(Stored records)
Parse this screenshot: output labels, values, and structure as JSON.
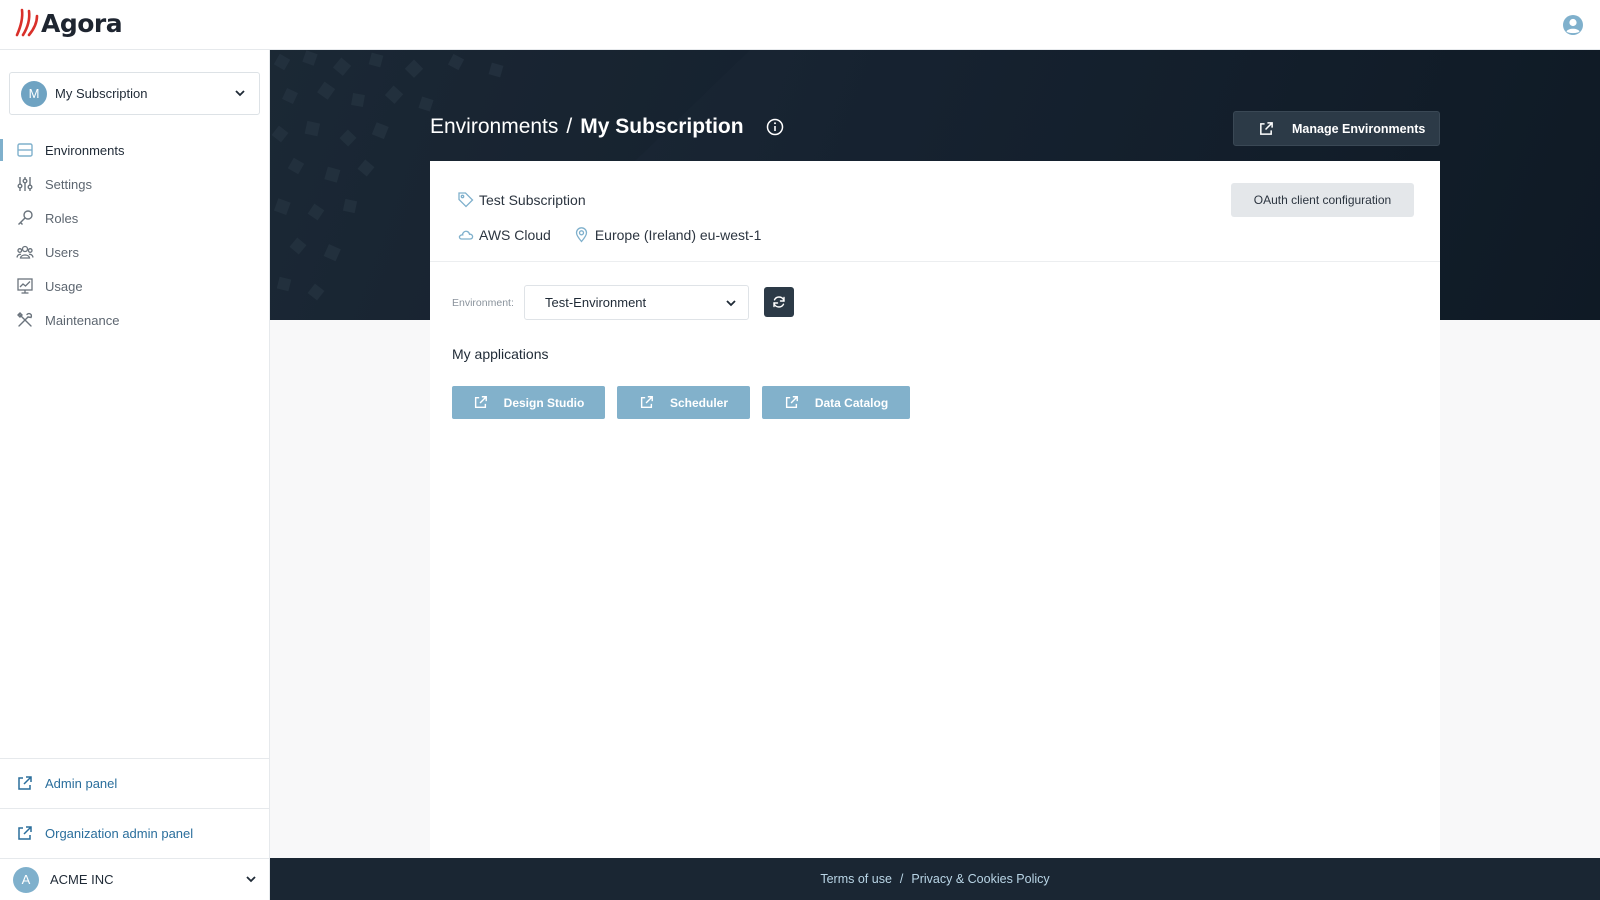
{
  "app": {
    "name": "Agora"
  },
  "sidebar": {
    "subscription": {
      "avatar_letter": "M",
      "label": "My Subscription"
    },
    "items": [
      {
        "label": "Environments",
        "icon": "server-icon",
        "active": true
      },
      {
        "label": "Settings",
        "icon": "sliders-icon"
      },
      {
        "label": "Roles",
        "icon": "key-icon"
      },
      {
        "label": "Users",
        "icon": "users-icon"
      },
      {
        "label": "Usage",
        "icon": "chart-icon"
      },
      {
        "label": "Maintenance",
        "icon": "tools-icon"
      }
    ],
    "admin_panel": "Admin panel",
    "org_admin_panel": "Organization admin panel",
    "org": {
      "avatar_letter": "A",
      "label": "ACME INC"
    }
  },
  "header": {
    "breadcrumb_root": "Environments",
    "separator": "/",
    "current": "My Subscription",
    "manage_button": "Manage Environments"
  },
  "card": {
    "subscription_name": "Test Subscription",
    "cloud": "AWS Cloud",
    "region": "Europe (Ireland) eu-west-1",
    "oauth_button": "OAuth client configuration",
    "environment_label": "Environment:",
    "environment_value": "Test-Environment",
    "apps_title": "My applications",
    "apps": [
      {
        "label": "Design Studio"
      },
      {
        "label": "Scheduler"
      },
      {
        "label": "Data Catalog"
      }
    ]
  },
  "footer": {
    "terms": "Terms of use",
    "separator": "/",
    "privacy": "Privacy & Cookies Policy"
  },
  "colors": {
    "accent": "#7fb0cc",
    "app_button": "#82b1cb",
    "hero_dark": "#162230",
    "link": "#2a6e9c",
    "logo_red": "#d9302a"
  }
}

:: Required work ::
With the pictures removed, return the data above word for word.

:: Solution ::
Parse this screenshot: output labels, values, and structure as JSON.
{
  "app": {
    "name": "Agora"
  },
  "sidebar": {
    "subscription": {
      "avatar_letter": "M",
      "label": "My Subscription"
    },
    "items": [
      {
        "label": "Environments",
        "icon": "server-icon",
        "active": true
      },
      {
        "label": "Settings",
        "icon": "sliders-icon"
      },
      {
        "label": "Roles",
        "icon": "key-icon"
      },
      {
        "label": "Users",
        "icon": "users-icon"
      },
      {
        "label": "Usage",
        "icon": "chart-icon"
      },
      {
        "label": "Maintenance",
        "icon": "tools-icon"
      }
    ],
    "admin_panel": "Admin panel",
    "org_admin_panel": "Organization admin panel",
    "org": {
      "avatar_letter": "A",
      "label": "ACME INC"
    }
  },
  "header": {
    "breadcrumb_root": "Environments",
    "separator": "/",
    "current": "My Subscription",
    "manage_button": "Manage Environments"
  },
  "card": {
    "subscription_name": "Test Subscription",
    "cloud": "AWS Cloud",
    "region": "Europe (Ireland) eu-west-1",
    "oauth_button": "OAuth client configuration",
    "environment_label": "Environment:",
    "environment_value": "Test-Environment",
    "apps_title": "My applications",
    "apps": [
      {
        "label": "Design Studio"
      },
      {
        "label": "Scheduler"
      },
      {
        "label": "Data Catalog"
      }
    ]
  },
  "footer": {
    "terms": "Terms of use",
    "separator": "/",
    "privacy": "Privacy & Cookies Policy"
  },
  "colors": {
    "accent": "#7fb0cc",
    "app_button": "#82b1cb",
    "hero_dark": "#162230",
    "link": "#2a6e9c",
    "logo_red": "#d9302a"
  }
}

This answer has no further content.